What am I doing not being on the radio on a Friday morning? I have done two unscheduled shows already this week, because of technological problems elsewhere, so I decided I’d have to give it a miss, and give Huggy the chance to air the show he’d planned for yesterday. For me to do four shows in a week would have caused me to get even further behind on what I need to do, and the feeling of groundedness I wrote about yesterday would have vanished totally. So, this morning, I’ve been at the desk since 6:30 doing day job work, gave A a lift down to her early shift, have done my back stretches (which I’ve neglected a bit the last two days because of the aforementioned tech problems and the bunching up of time), saw M off to her second day in the city office, had two espressos (so feeling a bit hyper), and have called the skip company to pick up the skip the builders have filled. And now I can really push on once I’ve finished jotting this.
While I was brushing my teeth this morning, another contradiction in me surfaced from nowhere. I remember, vaguely, that my parents put me into a Lutheran Kindergarten when we moved to Germany, a Kindergarten run by Protestant nuns. I was a fidgety child, and one of the clearest memories I have of that time is sitting at a table to supposedly colour something in. I couldn’t sit still, and I just didn’t have the patience to keep my colours inside the lines (a trait I still have now, so those wellbeing colouring-in books are not suited for me), so the nun supervising me slapped me and told me to stop acting up. What I did after that escapes me. The thought came to me because I was thinking about how much I hate being watched when I do things, when I have household tasks to do, or when I’m writing or on the phone and hate is not too extreme a word, really. The contradiction, of course, is that I love performing in public. The biggest buzzes I have had in my life is when I was speaking in front of hundreds of people at my book launch, reading poetry to people, being on BBC radio (audience unseen but still there), and yet I hate to be supervised. Is it because of that nun, because of the way children outside of the norm were automatically punished in the early 1960s? I think that incident probably did scar me for life, just as my father’s emotional bullying of me did, something that I often overcompensate for nowadays (in my early parenthood I think I was turning into my father, something which thankfully hasn’t happened).
I told my therapist on Wednesday that a significant part of me is really enjoying not playing cricket this year. I am sad on the days and times when I know the lads are walking out onto the field, but I have gained so much time by not playing, time I am free to waste or to use to do something I see as productive. The thing is, and this became clear when I started therapy four years ago, is that cricket actually has a significant adverse impact on my mental health because I am forever striving to make the most of what is a small talent, that I start questioning each and every action I take on the field of play, that I worry constantly about underachieving, about letting people down, about not being good enough; the list actually goes on. And those feelings have got worse as the years have gone on, however much I love the game. I don’t find it surprising that many professional cricketers have had such significant mental health problems – and I was meant to be playing for fun.

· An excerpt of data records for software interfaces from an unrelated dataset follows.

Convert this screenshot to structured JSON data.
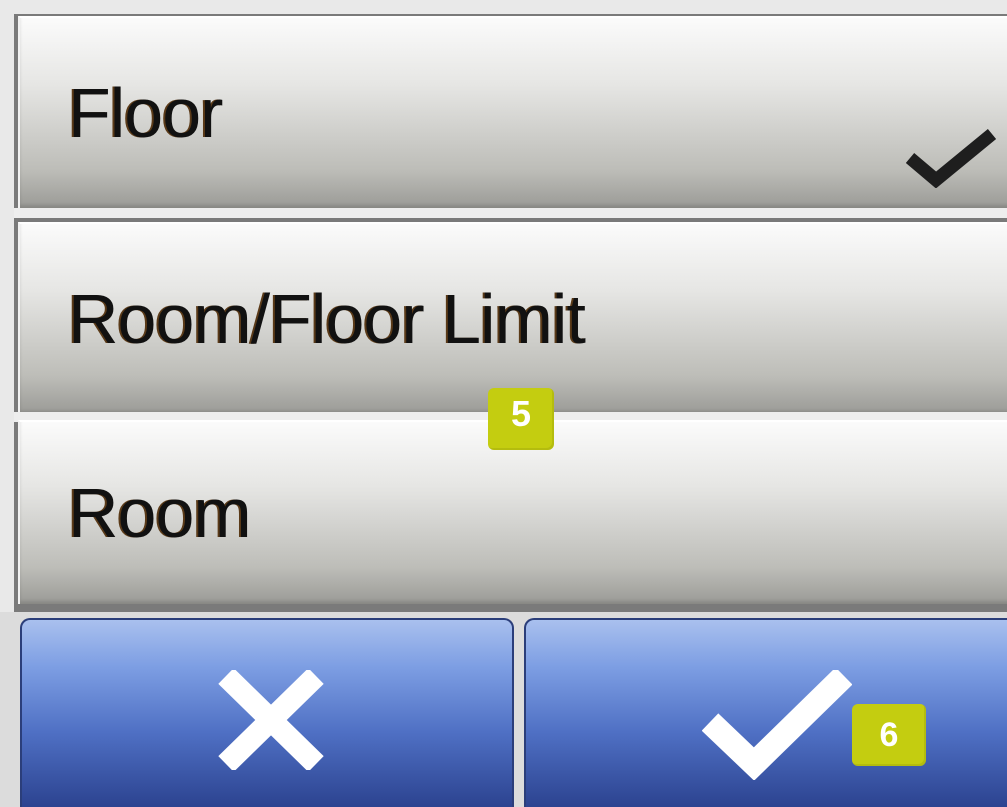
{
  "options": [
    {
      "label": "Floor",
      "selected": true,
      "check_icon": "check-icon"
    },
    {
      "label": "Room/Floor Limit",
      "selected": false
    },
    {
      "label": "Room",
      "selected": false
    }
  ],
  "action_bar": {
    "cancel_icon": "close-icon",
    "confirm_icon": "check-icon"
  },
  "badges": {
    "options_step": "5",
    "confirm_step": "6"
  },
  "colors": {
    "button_blue": "#4f70c4",
    "badge": "#c4cd10",
    "option_gray": "#bdbdb8"
  }
}
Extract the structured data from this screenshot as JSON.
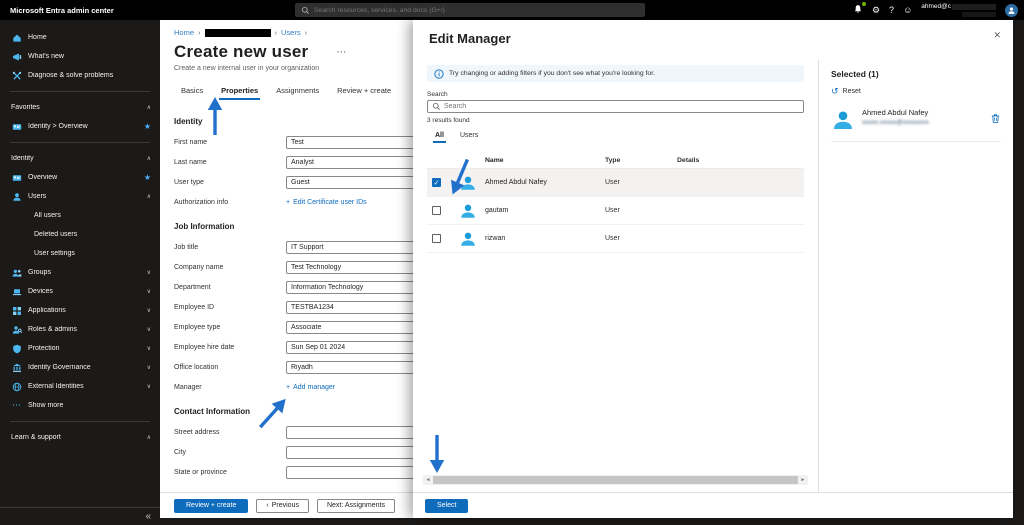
{
  "topbar": {
    "title": "Microsoft Entra admin center",
    "search_placeholder": "Search resources, services, and docs (G+/)",
    "user_email": "ahmed@c"
  },
  "sidebar": {
    "items": [
      {
        "label": "Home"
      },
      {
        "label": "What's new"
      },
      {
        "label": "Diagnose & solve problems"
      },
      {
        "label": "Favorites"
      },
      {
        "label": "Identity > Overview"
      },
      {
        "label": "Identity"
      },
      {
        "label": "Overview"
      },
      {
        "label": "Users"
      },
      {
        "label": "All users"
      },
      {
        "label": "Deleted users"
      },
      {
        "label": "User settings"
      },
      {
        "label": "Groups"
      },
      {
        "label": "Devices"
      },
      {
        "label": "Applications"
      },
      {
        "label": "Roles & admins"
      },
      {
        "label": "Protection"
      },
      {
        "label": "Identity Governance"
      },
      {
        "label": "External Identities"
      },
      {
        "label": "Show more"
      },
      {
        "label": "Learn & support"
      }
    ]
  },
  "breadcrumb": {
    "home": "Home",
    "users": "Users"
  },
  "page": {
    "title": "Create new user",
    "subtitle": "Create a new internal user in your organization",
    "tabs": [
      "Basics",
      "Properties",
      "Assignments",
      "Review + create"
    ],
    "active_tab": "Properties"
  },
  "form": {
    "sections": [
      {
        "title": "Identity",
        "rows": [
          {
            "label": "First name",
            "value": "Test"
          },
          {
            "label": "Last name",
            "value": "Analyst"
          },
          {
            "label": "User type",
            "value": "Guest"
          },
          {
            "label": "Authorization info",
            "link": "Edit Certificate user IDs"
          }
        ]
      },
      {
        "title": "Job Information",
        "rows": [
          {
            "label": "Job title",
            "value": "IT Support"
          },
          {
            "label": "Company name",
            "value": "Test Technology"
          },
          {
            "label": "Department",
            "value": "Information Technology"
          },
          {
            "label": "Employee ID",
            "value": "TESTBA1234"
          },
          {
            "label": "Employee type",
            "value": "Associate"
          },
          {
            "label": "Employee hire date",
            "value": "Sun Sep 01 2024"
          },
          {
            "label": "Office location",
            "value": "Riyadh"
          },
          {
            "label": "Manager",
            "link": "Add manager"
          }
        ]
      },
      {
        "title": "Contact Information",
        "rows": [
          {
            "label": "Street address",
            "value": ""
          },
          {
            "label": "City",
            "value": ""
          },
          {
            "label": "State or province",
            "value": ""
          }
        ]
      }
    ]
  },
  "footer": {
    "review_create": "Review + create",
    "previous": "Previous",
    "next": "Next: Assignments"
  },
  "panel": {
    "title": "Edit Manager",
    "info": "Try changing or adding filters if you don't see what you're looking for.",
    "search_label": "Search",
    "search_placeholder": "Search",
    "results": "3 results found",
    "tabs": [
      "All",
      "Users"
    ],
    "columns": [
      "Name",
      "Type",
      "Details"
    ],
    "rows": [
      {
        "name": "Ahmed Abdul Nafey",
        "type": "User"
      },
      {
        "name": "gautam",
        "type": "User"
      },
      {
        "name": "rizwan",
        "type": "User"
      }
    ],
    "select_button": "Select"
  },
  "selected_panel": {
    "title": "Selected (1)",
    "reset": "Reset",
    "item": {
      "name": "Ahmed Abdul Nafey",
      "email_masked": "xxxxx.xxxxx@xxxxxxxx"
    }
  },
  "icons": {
    "gear": "⚙",
    "help": "?",
    "smiley": "☺",
    "chevron_up": "∧",
    "chevron_down": "∨",
    "star": "★",
    "ellipsis": "⋯",
    "collapse": "«",
    "close": "✕",
    "check": "✓",
    "reset": "↺",
    "plus": "+",
    "crumb_sep": "›",
    "scroll_left": "◄",
    "scroll_right": "►",
    "previous_chevron": "‹"
  },
  "colors": {
    "accent": "#0f6cbd",
    "annotation_arrow": "#2170cc",
    "selected_row": "#f3f2f1",
    "info_banner": "#eff6fc",
    "topbar": "#000000",
    "sidebar": "#1b1a19"
  }
}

Gradually, I am finding my place in the world, the place I want to be. Learning to say no, not just to others but to myself. And, most importantly, saying yes to myself, validating myself rather than forever wanting others to validate me. This is progress.
AGGIE’S ART OF HAPPINESS – CHAPTER 96